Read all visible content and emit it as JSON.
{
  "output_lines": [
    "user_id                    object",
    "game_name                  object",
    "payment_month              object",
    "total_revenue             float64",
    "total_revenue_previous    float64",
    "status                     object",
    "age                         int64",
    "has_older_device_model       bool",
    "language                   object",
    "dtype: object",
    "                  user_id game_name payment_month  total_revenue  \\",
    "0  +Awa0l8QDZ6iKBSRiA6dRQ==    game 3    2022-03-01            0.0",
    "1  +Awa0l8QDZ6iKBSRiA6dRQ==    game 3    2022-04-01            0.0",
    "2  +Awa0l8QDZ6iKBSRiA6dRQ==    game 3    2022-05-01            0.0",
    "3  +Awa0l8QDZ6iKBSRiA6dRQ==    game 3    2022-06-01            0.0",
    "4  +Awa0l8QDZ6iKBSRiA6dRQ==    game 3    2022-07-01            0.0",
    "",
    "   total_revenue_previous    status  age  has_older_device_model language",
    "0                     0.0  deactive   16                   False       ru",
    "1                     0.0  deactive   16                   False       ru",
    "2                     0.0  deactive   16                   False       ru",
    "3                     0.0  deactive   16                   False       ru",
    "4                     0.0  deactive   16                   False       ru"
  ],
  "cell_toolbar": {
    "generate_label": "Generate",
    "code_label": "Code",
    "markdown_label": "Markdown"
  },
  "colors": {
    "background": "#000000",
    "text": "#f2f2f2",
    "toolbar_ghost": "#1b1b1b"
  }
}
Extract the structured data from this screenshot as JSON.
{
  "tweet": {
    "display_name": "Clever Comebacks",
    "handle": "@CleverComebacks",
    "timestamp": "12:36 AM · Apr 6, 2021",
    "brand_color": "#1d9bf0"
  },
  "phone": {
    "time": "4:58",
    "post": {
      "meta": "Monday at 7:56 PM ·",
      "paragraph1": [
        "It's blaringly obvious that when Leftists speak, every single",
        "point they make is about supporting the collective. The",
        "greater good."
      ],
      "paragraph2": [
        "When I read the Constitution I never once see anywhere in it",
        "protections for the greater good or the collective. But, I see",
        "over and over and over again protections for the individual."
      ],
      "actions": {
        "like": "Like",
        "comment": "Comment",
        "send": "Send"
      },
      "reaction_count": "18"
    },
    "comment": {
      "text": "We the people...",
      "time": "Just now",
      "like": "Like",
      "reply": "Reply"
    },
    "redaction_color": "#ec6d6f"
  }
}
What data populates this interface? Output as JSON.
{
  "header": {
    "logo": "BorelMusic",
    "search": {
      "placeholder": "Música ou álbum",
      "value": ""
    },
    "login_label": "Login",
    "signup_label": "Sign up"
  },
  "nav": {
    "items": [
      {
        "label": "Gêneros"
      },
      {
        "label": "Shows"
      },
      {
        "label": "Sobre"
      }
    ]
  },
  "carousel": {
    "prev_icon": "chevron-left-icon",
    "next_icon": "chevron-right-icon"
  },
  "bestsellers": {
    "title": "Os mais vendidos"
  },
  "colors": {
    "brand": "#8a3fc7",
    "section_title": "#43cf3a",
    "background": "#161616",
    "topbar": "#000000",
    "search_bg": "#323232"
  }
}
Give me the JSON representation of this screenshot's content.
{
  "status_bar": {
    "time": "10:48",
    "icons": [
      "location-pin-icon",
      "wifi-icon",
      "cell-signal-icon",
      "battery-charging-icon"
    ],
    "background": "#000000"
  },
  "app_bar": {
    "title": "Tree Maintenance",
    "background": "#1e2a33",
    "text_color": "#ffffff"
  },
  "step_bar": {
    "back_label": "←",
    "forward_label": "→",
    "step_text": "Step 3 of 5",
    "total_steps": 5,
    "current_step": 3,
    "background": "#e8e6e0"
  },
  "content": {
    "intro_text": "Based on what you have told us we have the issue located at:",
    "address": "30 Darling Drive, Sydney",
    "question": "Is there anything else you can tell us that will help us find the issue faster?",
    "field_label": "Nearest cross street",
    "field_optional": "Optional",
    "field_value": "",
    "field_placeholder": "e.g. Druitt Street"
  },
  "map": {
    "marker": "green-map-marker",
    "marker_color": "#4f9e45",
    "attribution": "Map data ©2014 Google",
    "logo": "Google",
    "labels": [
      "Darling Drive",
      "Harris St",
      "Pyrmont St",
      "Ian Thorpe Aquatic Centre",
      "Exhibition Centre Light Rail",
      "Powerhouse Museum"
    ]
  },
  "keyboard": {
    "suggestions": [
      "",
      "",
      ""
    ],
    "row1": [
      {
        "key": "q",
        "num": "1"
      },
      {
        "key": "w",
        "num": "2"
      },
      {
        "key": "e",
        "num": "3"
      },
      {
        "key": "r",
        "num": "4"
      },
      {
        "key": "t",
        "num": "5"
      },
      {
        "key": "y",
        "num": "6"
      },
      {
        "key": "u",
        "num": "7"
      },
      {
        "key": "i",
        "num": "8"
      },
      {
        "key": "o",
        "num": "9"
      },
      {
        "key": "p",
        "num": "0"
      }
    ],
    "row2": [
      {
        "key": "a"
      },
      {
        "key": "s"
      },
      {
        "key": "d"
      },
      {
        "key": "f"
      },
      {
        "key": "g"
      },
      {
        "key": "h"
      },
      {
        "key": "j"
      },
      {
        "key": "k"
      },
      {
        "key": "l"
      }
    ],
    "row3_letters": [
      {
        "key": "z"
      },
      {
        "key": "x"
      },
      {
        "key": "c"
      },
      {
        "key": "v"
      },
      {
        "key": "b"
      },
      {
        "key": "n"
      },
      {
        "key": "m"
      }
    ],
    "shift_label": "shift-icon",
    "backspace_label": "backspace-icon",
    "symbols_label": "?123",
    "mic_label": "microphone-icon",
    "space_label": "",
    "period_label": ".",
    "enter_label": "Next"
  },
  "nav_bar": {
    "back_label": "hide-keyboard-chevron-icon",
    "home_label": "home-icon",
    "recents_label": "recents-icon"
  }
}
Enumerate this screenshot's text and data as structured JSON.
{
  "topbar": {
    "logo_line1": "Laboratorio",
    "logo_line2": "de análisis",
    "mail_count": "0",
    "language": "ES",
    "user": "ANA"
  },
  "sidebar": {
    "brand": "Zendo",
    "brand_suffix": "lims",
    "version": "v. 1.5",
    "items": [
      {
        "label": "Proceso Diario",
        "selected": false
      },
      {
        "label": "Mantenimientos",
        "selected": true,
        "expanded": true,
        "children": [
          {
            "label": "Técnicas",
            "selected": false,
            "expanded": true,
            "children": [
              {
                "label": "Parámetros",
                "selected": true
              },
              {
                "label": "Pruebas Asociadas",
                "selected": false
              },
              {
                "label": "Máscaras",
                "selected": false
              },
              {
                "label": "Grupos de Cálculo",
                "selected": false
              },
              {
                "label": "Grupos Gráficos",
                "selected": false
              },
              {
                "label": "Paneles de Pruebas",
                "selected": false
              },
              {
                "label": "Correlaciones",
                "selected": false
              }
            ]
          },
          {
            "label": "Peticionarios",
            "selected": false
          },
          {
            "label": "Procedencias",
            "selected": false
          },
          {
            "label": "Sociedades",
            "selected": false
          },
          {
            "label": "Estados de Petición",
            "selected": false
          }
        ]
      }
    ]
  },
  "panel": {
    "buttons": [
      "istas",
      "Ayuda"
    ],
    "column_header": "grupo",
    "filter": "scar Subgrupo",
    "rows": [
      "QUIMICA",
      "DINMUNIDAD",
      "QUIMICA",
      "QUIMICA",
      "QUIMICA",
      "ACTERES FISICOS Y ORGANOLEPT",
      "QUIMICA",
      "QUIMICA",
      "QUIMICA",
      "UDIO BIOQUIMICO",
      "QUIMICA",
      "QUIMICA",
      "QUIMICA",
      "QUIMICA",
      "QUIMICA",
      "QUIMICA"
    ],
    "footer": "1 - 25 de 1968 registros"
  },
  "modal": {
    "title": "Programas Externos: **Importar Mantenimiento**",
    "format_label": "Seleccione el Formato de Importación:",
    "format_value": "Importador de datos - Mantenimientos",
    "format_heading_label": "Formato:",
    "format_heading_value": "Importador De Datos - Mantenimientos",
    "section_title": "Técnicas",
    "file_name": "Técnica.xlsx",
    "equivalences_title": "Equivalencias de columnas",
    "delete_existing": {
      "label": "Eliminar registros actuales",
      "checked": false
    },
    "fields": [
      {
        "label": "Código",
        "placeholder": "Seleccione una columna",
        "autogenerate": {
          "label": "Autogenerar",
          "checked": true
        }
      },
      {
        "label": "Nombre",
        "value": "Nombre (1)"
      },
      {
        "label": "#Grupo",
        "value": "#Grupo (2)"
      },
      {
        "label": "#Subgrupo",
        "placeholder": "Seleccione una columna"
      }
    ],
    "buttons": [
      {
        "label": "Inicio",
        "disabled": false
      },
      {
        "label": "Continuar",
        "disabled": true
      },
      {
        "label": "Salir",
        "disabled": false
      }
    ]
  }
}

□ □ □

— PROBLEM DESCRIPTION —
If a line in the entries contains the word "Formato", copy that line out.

— WRITTEN ANSWER —
    "format_label": "Seleccione el Formato de Importación:",
    "format_heading_label": "Formato:",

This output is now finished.